> _Problem requirements_
Find every line in the data that contains the word "VISION". Return each of those lines.

> _Exercise materials_

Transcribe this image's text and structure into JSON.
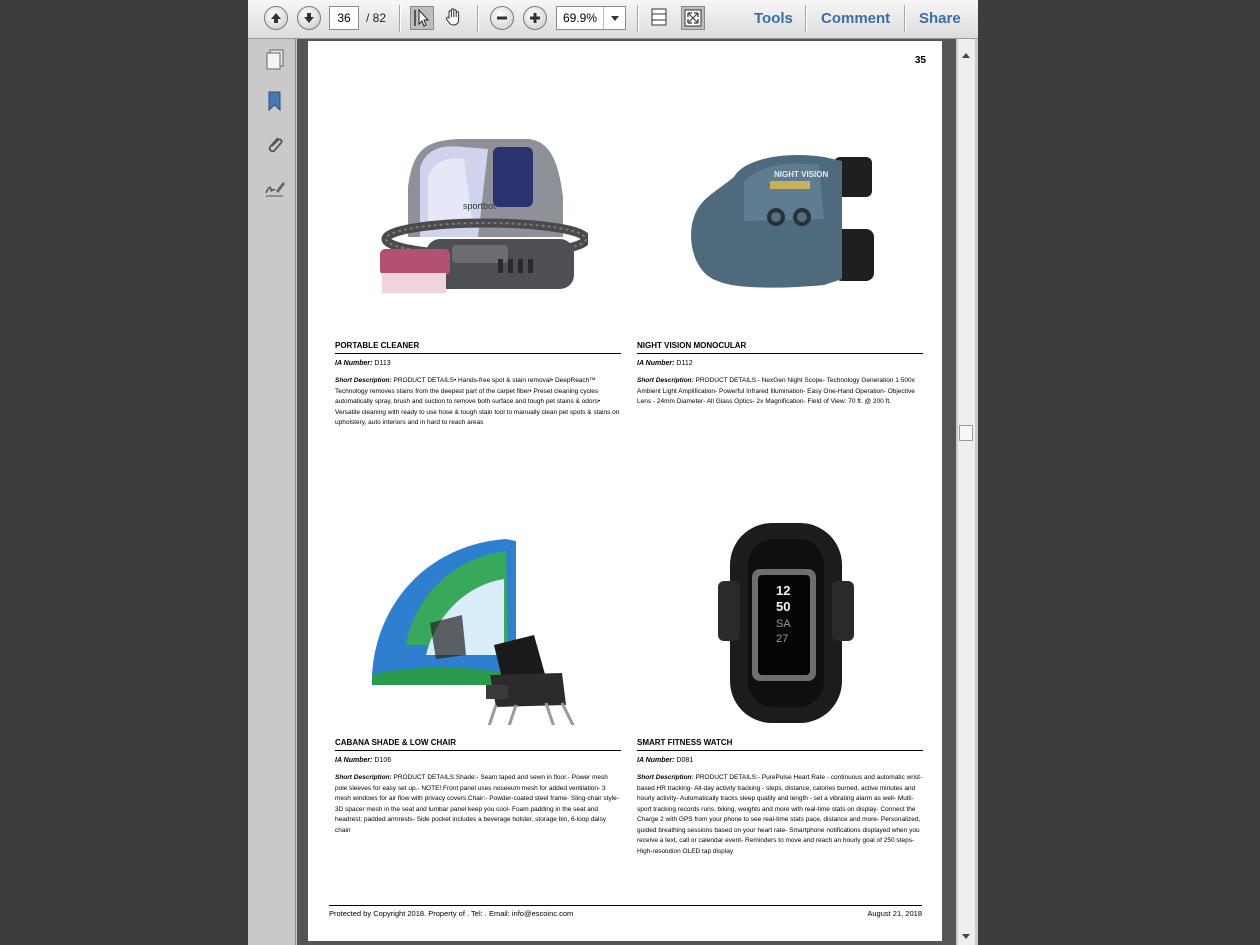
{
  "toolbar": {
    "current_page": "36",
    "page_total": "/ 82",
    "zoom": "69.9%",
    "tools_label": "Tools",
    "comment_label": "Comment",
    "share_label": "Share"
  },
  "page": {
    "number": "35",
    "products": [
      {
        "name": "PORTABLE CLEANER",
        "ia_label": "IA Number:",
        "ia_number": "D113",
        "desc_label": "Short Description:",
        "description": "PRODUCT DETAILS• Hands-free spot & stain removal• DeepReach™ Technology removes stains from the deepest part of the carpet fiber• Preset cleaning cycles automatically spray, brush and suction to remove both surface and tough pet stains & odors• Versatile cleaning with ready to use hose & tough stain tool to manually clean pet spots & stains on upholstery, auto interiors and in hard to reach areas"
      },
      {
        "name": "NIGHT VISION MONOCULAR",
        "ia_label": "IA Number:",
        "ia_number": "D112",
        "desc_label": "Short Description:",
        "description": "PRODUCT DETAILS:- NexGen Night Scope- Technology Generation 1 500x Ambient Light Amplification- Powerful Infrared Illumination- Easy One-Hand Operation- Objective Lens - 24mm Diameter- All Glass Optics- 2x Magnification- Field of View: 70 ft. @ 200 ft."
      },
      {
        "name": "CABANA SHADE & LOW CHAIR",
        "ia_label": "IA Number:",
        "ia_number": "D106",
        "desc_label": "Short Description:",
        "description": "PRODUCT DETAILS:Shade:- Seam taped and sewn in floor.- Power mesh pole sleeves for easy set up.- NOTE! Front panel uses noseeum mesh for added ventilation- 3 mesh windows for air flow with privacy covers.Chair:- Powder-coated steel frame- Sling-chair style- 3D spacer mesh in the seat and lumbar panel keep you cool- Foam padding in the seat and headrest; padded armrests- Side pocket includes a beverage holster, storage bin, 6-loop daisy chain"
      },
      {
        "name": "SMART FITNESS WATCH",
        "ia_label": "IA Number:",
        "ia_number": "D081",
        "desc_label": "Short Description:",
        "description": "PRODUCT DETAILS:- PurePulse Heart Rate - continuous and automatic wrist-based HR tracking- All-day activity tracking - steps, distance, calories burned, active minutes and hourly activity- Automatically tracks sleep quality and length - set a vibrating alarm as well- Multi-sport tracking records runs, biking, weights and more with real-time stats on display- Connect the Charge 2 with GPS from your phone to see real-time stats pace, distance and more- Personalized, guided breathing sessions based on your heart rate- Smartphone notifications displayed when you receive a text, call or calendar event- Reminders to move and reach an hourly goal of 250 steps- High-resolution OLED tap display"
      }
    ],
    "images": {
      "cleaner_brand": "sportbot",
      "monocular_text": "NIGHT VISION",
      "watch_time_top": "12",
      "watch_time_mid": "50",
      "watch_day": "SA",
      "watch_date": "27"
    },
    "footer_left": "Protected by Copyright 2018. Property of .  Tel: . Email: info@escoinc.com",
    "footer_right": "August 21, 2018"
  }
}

> _Your solution_
        "name": "NIGHT VISION MONOCULAR",
      "monocular_text": "NIGHT VISION",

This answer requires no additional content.